In the Valentine case, the Plaintiff was injured when his vehicle was hit by a vehicle owned by one person, but driven by another. That driver did not have a valid driver’s license and was driving a vehicle owned by his brother-in-law. The Plaintiff sued the owner, claiming that the owner negligently entrusted the vehicle to the driver and that his injuries were caused by that entrustment. The Plaintiff won his case, which included damages for his injuries as well as damages for his wife’s loss of consortium claim. The case was appealed by the owner and the Alabama Supreme Court affirmed the award. The court also set out the elements required for a negligent entrustment claim. In Alabama, for there to be a negligent entrustment, there must be:
The Alabama Supreme Court set out some useful guidelines in the Valentine case that help us know what the court considers to be important in these cases. If you are injured in a car wreck and the person driving the other vehicle doesn’t own the car, it’s important to find out who owned the vehicle, to look into the driver’s driving history, and find out whether the driver had a history of drug or alcohol use, and to determine whether the owner negligently entrusted the vehicle to the driver under Alabama law.

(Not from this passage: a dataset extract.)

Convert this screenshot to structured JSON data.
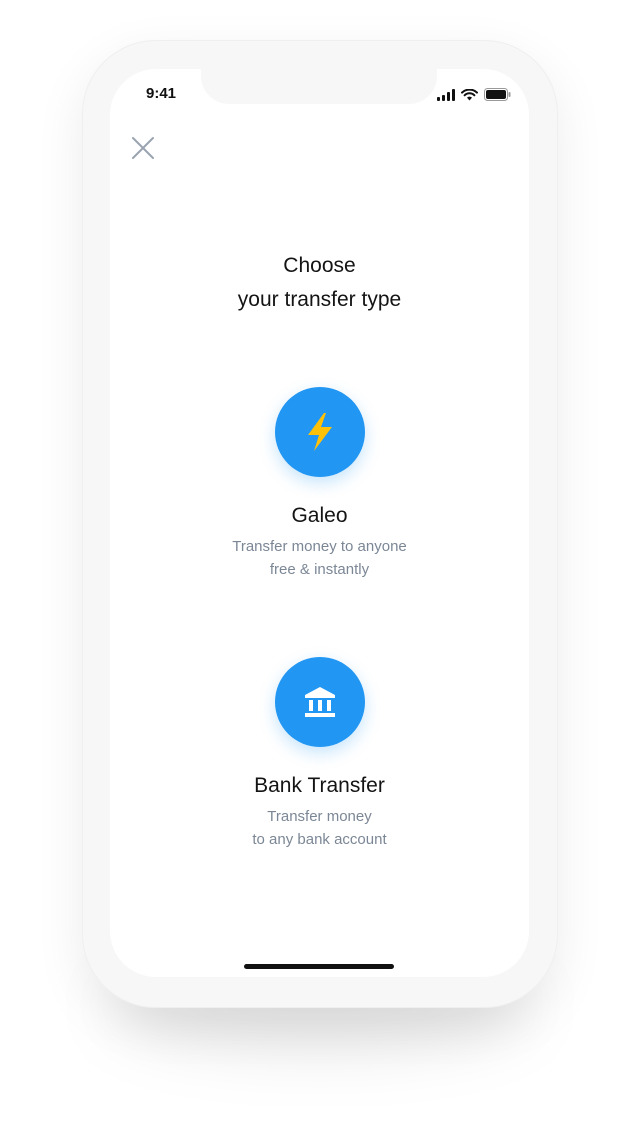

When the owner is a corporation, especially a trucking company, there are all sorts of records that you can get to ascertain whether there is a potential negligent entrustment claim. Success in these cases depends on good investigation and pretrial discovery. I can tell you, however, that juries will not find a driver to be incompetent unless the evidence clearly justifies such a finding. But when adequate proof is there, and the case is tried properly, judges and jurors will respond favorably.
Contact us today for a free legal consultation with an experienced attorney.
Fields marked *may be required for submission.
If you would like to subscribe to the Jere Beasley Report digital edition, simply visit our Subscriptions page and provide the necessary information or call us at 800-898-2034.
Attorney Advertising - Prior results do not guarantee a similar outcome.